  • Maintaining confidentiality incentivizes potential defendants to avoid the publicity of inter partes litigation by settling with the estate; and does not impede the estate from reaching settlements with potential defendants.
  • Stakeholders would still have oversight of the Scheme Supervisors’ actions, since they would still be entitled to general information about the actions taken.
  • Any person would still be entitled to apply to the Court to inspect the sealed documents, but such an application would be on notice to the Scheme Supervisors, who might then seek to enter into a non-disclosure agreement with the applicant.


Whether the public is to be excluded from a hearing and whether subsequent publication of information relating to a hearing is to be limited are two different questions requiring separate treatment. The fundamental analysis, though, will be similar in each case.

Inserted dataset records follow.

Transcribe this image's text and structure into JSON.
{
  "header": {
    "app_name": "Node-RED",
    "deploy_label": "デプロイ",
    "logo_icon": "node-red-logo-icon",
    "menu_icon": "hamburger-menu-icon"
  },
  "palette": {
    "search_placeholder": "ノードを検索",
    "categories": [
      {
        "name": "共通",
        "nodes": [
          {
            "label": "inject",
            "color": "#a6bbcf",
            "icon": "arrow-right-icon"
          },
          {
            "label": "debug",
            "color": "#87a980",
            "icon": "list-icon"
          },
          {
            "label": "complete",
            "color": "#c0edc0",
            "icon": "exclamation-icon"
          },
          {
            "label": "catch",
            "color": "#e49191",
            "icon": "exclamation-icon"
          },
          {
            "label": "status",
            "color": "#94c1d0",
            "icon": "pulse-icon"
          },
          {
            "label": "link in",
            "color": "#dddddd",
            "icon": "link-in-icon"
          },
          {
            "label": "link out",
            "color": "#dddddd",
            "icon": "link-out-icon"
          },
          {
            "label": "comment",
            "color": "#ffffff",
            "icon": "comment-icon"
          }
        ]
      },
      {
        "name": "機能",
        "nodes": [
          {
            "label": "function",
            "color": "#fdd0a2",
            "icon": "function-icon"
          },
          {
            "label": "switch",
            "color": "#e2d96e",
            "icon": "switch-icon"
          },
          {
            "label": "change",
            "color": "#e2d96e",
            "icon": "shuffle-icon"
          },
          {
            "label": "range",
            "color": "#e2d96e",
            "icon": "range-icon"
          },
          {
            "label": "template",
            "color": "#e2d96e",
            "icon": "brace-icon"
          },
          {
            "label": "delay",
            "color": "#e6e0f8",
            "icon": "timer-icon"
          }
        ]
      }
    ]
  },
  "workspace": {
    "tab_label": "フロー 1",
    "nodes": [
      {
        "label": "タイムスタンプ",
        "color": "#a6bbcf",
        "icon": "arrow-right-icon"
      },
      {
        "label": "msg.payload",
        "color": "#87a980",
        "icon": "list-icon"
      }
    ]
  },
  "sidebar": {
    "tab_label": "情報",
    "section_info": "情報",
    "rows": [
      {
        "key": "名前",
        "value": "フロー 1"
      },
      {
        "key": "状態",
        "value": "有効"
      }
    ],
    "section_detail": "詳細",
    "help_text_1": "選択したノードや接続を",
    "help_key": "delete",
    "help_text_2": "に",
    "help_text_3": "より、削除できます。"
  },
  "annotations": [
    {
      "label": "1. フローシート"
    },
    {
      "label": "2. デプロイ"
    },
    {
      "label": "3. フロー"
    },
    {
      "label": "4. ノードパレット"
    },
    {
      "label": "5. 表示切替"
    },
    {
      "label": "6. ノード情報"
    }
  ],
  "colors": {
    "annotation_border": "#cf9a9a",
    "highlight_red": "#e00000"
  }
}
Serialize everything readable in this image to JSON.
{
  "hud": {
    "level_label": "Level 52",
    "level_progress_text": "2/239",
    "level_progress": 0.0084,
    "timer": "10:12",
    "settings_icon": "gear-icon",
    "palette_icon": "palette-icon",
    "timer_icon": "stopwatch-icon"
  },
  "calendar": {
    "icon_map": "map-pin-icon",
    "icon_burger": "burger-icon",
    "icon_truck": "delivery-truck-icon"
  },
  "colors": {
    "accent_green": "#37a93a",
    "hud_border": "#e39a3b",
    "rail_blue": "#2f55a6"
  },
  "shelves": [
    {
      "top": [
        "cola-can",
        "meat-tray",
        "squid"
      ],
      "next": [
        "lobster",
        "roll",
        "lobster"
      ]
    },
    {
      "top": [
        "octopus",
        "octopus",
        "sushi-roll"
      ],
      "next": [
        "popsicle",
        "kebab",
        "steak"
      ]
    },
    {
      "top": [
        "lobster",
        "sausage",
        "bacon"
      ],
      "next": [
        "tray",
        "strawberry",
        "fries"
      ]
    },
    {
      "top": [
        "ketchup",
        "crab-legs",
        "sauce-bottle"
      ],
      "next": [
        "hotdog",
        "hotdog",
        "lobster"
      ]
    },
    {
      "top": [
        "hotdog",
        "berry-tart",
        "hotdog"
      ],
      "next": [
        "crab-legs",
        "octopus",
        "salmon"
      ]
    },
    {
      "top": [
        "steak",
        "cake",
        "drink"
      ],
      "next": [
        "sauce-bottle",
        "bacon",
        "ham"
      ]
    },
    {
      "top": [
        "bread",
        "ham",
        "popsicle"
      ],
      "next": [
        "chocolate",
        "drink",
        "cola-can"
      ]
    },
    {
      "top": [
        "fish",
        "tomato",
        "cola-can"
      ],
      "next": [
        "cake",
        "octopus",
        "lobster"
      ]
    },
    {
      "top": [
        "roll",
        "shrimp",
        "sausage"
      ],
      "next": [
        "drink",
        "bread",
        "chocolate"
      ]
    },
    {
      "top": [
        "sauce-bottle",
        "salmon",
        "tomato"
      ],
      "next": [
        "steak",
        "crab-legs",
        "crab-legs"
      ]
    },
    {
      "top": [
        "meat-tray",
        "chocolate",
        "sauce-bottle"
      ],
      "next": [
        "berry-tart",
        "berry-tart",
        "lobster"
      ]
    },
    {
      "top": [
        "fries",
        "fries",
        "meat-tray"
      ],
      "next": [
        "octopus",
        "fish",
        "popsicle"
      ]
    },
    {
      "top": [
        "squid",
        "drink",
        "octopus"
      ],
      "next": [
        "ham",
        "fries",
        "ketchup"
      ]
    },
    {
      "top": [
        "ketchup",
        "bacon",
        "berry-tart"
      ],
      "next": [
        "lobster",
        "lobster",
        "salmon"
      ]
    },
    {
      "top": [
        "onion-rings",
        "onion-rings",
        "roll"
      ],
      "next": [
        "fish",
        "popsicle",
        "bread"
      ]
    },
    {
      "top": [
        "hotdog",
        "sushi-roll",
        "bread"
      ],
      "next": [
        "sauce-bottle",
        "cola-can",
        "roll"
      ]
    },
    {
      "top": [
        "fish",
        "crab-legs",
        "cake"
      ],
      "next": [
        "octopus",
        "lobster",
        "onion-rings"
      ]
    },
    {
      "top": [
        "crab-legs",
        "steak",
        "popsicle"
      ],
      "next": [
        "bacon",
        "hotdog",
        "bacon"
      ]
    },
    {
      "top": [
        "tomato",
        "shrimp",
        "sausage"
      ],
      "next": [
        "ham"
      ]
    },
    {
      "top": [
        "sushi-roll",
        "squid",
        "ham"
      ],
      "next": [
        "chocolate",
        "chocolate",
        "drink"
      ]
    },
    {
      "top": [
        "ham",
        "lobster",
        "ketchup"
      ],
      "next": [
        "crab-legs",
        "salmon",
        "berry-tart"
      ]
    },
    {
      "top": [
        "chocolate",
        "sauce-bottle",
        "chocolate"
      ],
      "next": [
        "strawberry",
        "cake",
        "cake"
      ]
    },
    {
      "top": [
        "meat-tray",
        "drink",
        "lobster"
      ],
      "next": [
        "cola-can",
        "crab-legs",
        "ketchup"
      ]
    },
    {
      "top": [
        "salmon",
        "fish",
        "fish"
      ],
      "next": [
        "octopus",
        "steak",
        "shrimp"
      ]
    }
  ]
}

Publicity is the very soul of justice”, as the House of Lords said in Scott v Scott [1913] AC 417 (a decision cited by the Chief Justice). However, the principle of publicity may need to cede to the overriding principle of doing justice in particular cases, if the situation so requires (but not as a matter of mere discretion). The Courts in offshore jurisdictions such as the Cayman Islands, where confidentiality is an important part of the attraction of the jurisdiction from a commercial perspective, are in a good position to develop the common law in terms of how the balance between publicity and confidentiality should be struck.

The Chief Justice in this case has provided a welcome explanation of the general principles.

In addition, the Court has helpfully clarified that “it will often be appropriate that sanction applications in respect of settlement agreements be kept confidential” (judgment paragraph 30.6) and that affidavits for sanction applications (not limited to seeking sanction to enter into a settlement agreement) may contain confidential or privileged information.

Alistair J Walters - Partner, Campbells Grand Cayman - Litigation

Alistair J. Walters

+1 345 914 5861
Hamid Khanbhai - Senior Associate, Campbells Grand Cayman - Litigation

Hamid Khanbhai